At the four high schools, district officials have set up freshman academies to ease the transition from middle school. The schools also adopted a trimester schedule that lightens the course load students carry at any one time, allowing them to focus more deeply on the subject matter, Mr. Berman said.
The principals at the high schools are new, the superintendent said. Two have been in place for three years, the other two for two years.
“These are my turnaround principals,” said Mr. Berman, who hopes the state will agree that none of them needs to be replaced. One middle school principal is leaving, while the other has been in place for four years.
For the six schools tapped for intervention, Mr. Berman will request the “turnaround” model, or, as it’s called in Kentucky, the “restaffing” option. Because most of the principals are new and some staff members have been replaced over the past two to three years, Mr. Berman said many of the requirements of that model have already been met.

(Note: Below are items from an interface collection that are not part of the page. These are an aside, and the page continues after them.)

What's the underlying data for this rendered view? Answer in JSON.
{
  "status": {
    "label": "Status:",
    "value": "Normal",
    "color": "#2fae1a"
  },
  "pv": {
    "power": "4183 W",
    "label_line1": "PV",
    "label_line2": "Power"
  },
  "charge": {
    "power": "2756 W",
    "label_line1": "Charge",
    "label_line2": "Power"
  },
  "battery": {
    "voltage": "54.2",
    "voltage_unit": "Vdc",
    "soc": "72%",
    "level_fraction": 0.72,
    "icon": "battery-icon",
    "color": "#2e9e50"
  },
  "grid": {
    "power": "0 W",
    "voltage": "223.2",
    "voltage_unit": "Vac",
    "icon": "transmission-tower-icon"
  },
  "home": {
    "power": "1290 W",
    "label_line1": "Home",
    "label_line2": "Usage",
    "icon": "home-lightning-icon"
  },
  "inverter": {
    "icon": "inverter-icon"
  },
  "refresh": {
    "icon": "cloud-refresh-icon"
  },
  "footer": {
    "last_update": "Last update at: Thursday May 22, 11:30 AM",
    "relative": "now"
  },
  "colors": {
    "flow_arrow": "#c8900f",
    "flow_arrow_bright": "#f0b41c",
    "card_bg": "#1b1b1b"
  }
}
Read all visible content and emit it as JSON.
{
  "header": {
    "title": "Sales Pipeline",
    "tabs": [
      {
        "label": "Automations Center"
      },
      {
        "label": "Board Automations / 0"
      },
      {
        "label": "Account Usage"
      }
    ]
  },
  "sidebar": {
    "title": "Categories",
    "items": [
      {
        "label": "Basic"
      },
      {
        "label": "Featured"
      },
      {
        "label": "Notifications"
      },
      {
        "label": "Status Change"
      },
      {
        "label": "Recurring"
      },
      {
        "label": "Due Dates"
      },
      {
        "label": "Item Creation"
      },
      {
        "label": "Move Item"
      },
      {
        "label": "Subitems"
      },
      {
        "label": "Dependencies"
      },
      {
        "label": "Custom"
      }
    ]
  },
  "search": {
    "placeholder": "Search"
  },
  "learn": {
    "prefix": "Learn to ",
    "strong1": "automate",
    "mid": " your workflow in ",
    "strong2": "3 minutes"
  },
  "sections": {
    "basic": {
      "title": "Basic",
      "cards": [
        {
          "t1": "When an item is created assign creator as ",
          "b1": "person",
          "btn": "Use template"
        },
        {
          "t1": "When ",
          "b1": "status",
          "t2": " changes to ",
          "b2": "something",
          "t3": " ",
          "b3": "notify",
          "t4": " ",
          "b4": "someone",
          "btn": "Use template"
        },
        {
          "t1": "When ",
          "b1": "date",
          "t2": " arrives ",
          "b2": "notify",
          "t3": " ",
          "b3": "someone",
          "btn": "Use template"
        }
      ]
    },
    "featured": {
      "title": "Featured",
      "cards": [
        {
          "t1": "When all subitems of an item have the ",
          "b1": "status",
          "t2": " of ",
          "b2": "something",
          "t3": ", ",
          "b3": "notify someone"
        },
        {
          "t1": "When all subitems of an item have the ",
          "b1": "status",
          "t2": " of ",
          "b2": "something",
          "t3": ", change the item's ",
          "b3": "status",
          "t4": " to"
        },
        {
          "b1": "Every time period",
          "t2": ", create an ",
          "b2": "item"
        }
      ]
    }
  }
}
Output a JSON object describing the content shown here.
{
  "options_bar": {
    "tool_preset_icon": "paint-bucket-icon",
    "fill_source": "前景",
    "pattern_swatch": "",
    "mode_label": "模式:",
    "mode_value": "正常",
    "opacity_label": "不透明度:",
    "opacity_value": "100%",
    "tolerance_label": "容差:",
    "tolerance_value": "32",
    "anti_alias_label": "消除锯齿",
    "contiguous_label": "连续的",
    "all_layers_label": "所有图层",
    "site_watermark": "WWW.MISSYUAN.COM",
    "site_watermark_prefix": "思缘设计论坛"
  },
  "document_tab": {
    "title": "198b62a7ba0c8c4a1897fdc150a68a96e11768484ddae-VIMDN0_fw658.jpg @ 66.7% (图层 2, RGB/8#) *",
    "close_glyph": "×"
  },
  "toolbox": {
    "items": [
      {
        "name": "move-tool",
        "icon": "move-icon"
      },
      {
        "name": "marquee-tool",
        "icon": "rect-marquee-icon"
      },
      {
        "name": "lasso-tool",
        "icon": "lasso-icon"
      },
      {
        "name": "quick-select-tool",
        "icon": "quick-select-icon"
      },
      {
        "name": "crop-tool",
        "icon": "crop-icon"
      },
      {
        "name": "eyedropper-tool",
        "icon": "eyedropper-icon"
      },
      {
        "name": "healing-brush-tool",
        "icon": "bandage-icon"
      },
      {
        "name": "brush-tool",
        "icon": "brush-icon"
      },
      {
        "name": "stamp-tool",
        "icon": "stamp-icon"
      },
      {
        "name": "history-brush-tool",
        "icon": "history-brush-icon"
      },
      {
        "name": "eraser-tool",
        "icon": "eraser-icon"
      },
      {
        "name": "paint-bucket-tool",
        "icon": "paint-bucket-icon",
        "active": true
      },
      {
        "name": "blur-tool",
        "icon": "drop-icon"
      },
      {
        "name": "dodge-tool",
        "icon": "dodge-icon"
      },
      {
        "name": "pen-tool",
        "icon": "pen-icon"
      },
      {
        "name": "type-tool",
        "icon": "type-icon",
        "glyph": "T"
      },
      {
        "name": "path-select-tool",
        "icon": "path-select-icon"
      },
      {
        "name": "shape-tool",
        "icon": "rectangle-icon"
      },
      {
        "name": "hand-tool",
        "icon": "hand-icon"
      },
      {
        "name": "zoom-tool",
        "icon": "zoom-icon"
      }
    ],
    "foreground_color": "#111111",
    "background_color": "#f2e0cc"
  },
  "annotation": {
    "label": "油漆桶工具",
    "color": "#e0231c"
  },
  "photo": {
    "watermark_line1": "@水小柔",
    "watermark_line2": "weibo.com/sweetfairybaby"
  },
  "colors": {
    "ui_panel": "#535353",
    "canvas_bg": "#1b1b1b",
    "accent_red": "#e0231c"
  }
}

Still, the audit teams could make a different recommendation to Mr. Holliday, the state chief, who will make a final decision for each school, said Ms. Gross, the state education department spokeswoman. Districts that disagree with Mr. Holliday can appeal to the state board of education, she said.
The federal officials overseeing the school improvement grants expect that most districts pick the “transformation” option, widely viewed as the most viable, especially in rural areas where it is difficult to recruit and retain new principals and teachers.
But in districts where there are more than nine low-performing schools tapped for intervention, only half the schools can use the transformation approach, which requires that teacher and principal evaluations be linked, in part, to student achievement.
So far, no districts have requested an exception to that rule, said Ann Whalen, a special assistant to Secretary Duncan.
Federal rules provide an enticement to adopt the “turnaround” or “restart” options, Ms. Whalen said. If districts choose one of those two, states may seek a federal waiver to allow them to restart the NCLB school improvement clock and no longer be required to provide public school choice or supplemental education services.
But Mr. Manwaring said districts that don’t want to undertake any of the turnaround approaches have a simple way of avoiding it.
“Effectively, a district that doesn’t want to participate in this can tank the application,” he said. “In most states, districts will be required to apply, but it doesn’t mean they have to apply well.”
Ms. Whalen said the federal department is willing to provide flexibility to states and districts so that they can deliver successful results in the neediest schools. One key to that, she said, is allowing states that can’t undertake turnaround strategies in all targeted schools by next fall to roll over 25 percent of the aid they receive this fiscal year to use in the next one.
“We are focused on quality, not quantity,” she said. “We’re trying to meet local needs based on what they are saying they have the capacity to do.”
A version of this article appeared in the April 21, 2010 edition of Education Week as Turnaround Funds Flowing to State Coffers